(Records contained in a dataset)

----------

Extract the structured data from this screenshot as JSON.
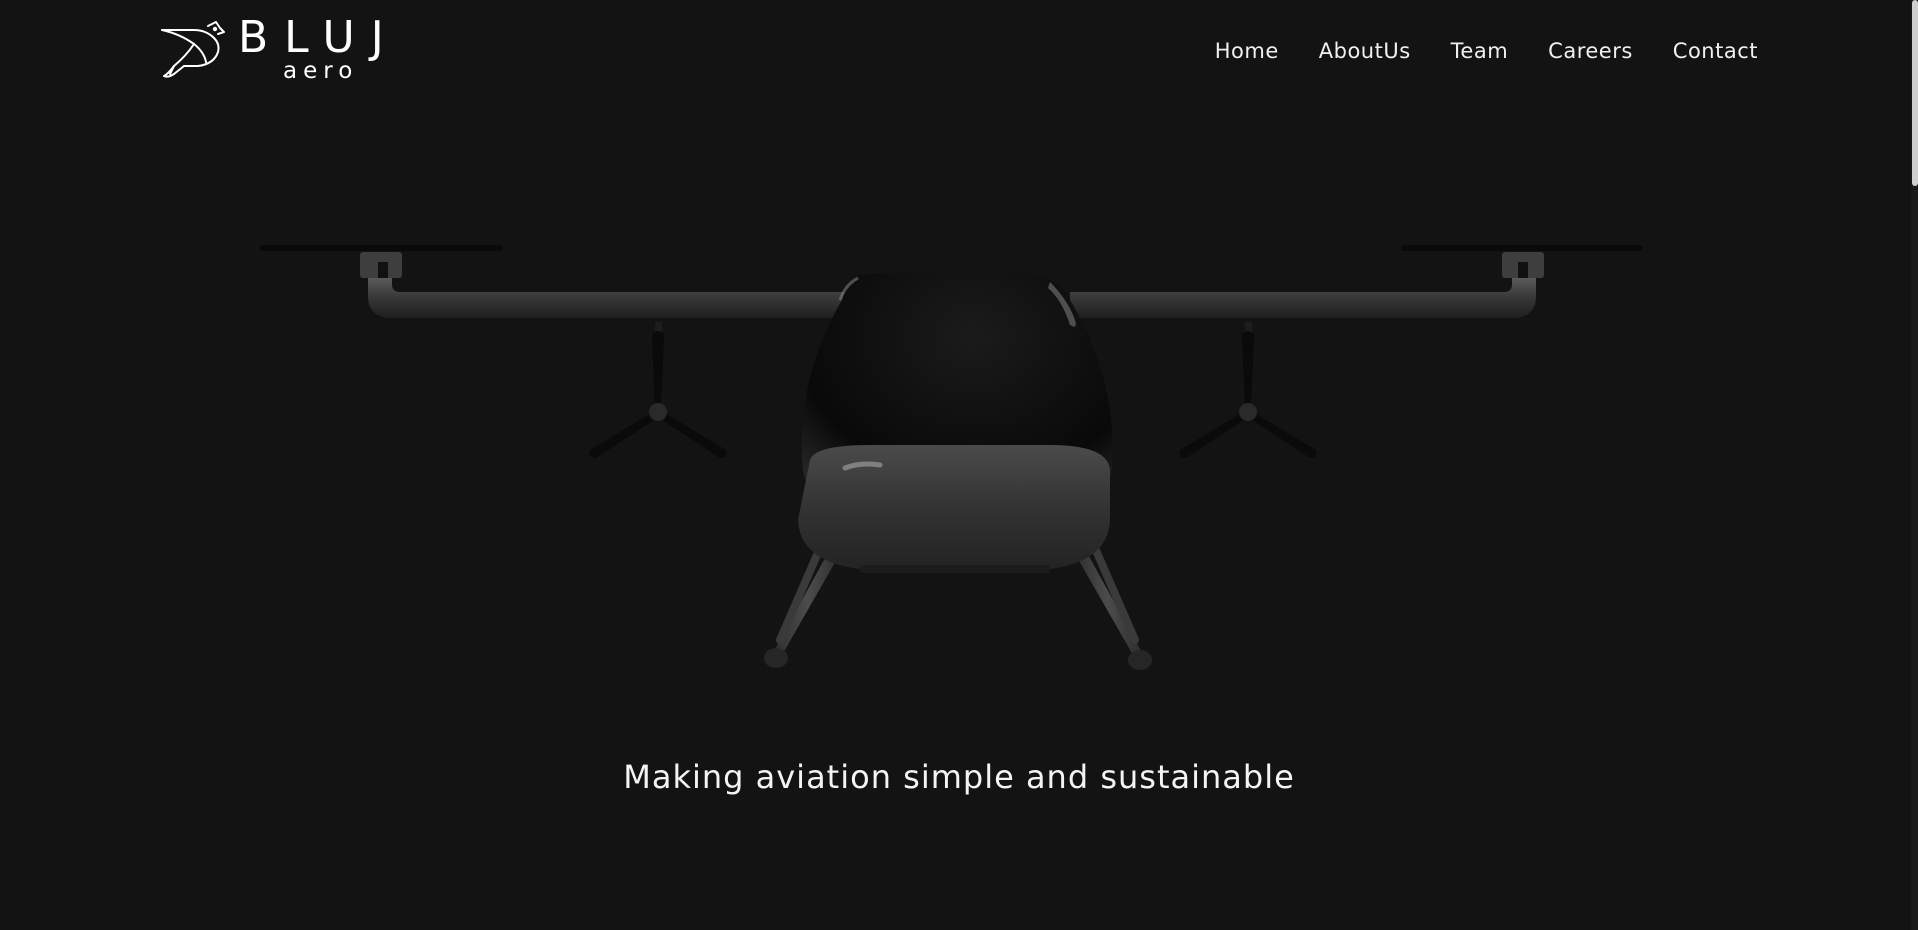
{
  "brand": {
    "name": "BLUJ",
    "subname": "aero",
    "logo_icon": "bird-icon"
  },
  "nav": {
    "items": [
      {
        "label": "Home"
      },
      {
        "label": "AboutUs"
      },
      {
        "label": "Team"
      },
      {
        "label": "Careers"
      },
      {
        "label": "Contact"
      }
    ]
  },
  "hero": {
    "image": "evtol-aircraft-render",
    "tagline": "Making aviation simple and sustainable"
  },
  "colors": {
    "background": "#131313",
    "text": "#f2f2f2"
  }
}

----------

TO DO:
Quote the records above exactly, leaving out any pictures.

WRITTEN ANSWER:
Extract the structured data from this screenshot as JSON.
{
  "brand": {
    "name": "BLUJ",
    "subname": "aero",
    "logo_icon": "bird-icon"
  },
  "nav": {
    "items": [
      {
        "label": "Home"
      },
      {
        "label": "AboutUs"
      },
      {
        "label": "Team"
      },
      {
        "label": "Careers"
      },
      {
        "label": "Contact"
      }
    ]
  },
  "hero": {
    "image": "evtol-aircraft-render",
    "tagline": "Making aviation simple and sustainable"
  },
  "colors": {
    "background": "#131313",
    "text": "#f2f2f2"
  }
}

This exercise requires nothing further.